Why Suicide Prevention in the Workplace Makes Sense
One thing we know is true: few of us get through this life without periods of acute distress or a break with some form of mental illness. We also know that the burden of suicide is carried by the working aged population. For example, suicide is the second leading cause of death for people aged 25-34 and as other suicide rates are dropping (e.g., youth suicide rates), the rates among working aged men and women are rising. In order to combat this growing concern, we need to engage a wider circle in the suicide prevention movement. Workplaces are a logical choice given that so many people of working age are employed. Workplaces give people a sense of purpose and community – both psychological buffers to distress. They also usually have built in mechanisms for disseminating information about health risks and linking employees to resources, like Employee Assistance Programs. Co-workers usually have more face-time than neighbors or even family members, and may be able to pick up on changes in appearance, behavior or mood more quickly.
Five Simple Steps Workplaces Can Take to Prevent Suicide
While suicide prevention may seem like an intense endeavor for workplaces to take on, there are many prevention strategies that do not take much effort but yield tremendous results:
1. Promote the National Suicide Prevention Lifeline (1-800-273-8255). This toll-free hotline is free and accessible 24/7. Answered by certified crisis call centers, all calls are routed locally.
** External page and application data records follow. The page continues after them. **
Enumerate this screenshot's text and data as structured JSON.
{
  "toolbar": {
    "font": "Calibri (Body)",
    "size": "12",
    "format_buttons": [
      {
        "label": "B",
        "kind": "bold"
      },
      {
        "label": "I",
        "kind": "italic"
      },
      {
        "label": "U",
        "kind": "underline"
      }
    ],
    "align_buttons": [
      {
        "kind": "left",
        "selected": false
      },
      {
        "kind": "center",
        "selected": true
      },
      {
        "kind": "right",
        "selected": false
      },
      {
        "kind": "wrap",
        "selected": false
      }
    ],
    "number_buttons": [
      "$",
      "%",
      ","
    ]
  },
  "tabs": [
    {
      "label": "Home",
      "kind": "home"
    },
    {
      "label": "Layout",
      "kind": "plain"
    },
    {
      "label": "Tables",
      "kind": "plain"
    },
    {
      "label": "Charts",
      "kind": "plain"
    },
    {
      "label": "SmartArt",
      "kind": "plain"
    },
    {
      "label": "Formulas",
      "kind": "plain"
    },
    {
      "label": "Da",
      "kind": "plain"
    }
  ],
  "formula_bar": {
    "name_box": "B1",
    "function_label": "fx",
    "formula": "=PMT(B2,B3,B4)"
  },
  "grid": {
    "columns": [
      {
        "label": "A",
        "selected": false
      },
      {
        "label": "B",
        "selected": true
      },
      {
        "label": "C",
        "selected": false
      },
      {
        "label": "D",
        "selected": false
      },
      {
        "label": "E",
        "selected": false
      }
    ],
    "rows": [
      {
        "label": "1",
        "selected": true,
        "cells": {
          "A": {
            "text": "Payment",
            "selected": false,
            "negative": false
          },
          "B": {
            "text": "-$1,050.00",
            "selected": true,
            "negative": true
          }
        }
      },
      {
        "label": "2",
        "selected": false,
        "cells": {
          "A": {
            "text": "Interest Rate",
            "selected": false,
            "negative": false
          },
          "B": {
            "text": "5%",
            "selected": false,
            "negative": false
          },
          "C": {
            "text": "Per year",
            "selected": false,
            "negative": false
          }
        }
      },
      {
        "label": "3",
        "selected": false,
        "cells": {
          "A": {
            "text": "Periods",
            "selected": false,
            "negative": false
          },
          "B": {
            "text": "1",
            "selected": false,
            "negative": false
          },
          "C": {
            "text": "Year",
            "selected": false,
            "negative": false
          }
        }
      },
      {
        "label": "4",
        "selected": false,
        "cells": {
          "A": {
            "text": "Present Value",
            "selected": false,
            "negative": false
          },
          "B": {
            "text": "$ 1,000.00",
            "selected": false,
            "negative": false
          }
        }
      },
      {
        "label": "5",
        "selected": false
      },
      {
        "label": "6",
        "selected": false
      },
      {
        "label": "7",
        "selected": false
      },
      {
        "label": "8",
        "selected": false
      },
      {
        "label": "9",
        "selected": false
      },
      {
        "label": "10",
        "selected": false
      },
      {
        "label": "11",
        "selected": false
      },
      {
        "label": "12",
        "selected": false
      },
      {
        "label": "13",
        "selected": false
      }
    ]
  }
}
For free materials visit their website:
2. Train Workplace Staff to Become Suicide Prevention Gatekeepers. In just over a lunch hour, employees at all level of a workplace can be taught how to identify warning signs and risk factors and help link distressed co-workers to appropriate care.
3. Offer Educational Programs on Mental Illness. Increase awareness about the signs and symptoms of depression, bipolar disorder, alcohol dependence and other mental illnesses that can lead to suicide. By offering stories of recovery and successful treatment, workplaces can let employees know that it’s okay to ask for help.
4. Reward Mental Wellness. Just as workplaces offer incentive programs for nutrition and fitness, we can also create motivation and opportunities to obtain optimal mental health. For example, employees can earn points when they take workshops on how to reduce stress or improve sleep.
5. Change the Conversation through Social Marketing. A multi-media campaign can let people know they are not alone if they are thinking about suicide, and that many resources exist to help.
As our workplaces shift from the industrial age to the information age to the conceptual age, we come to increasingly rely on our mental muscle to get us through our work day. Like any other muscle, our mental muscle can get injured or fatigued, and we can experience high levels of distress, sometimes leading to a suicide crisis. Workplaces can prepare for this in many ways and develop a comprehensive approach to reduce suicide risk and promote mental resiliency.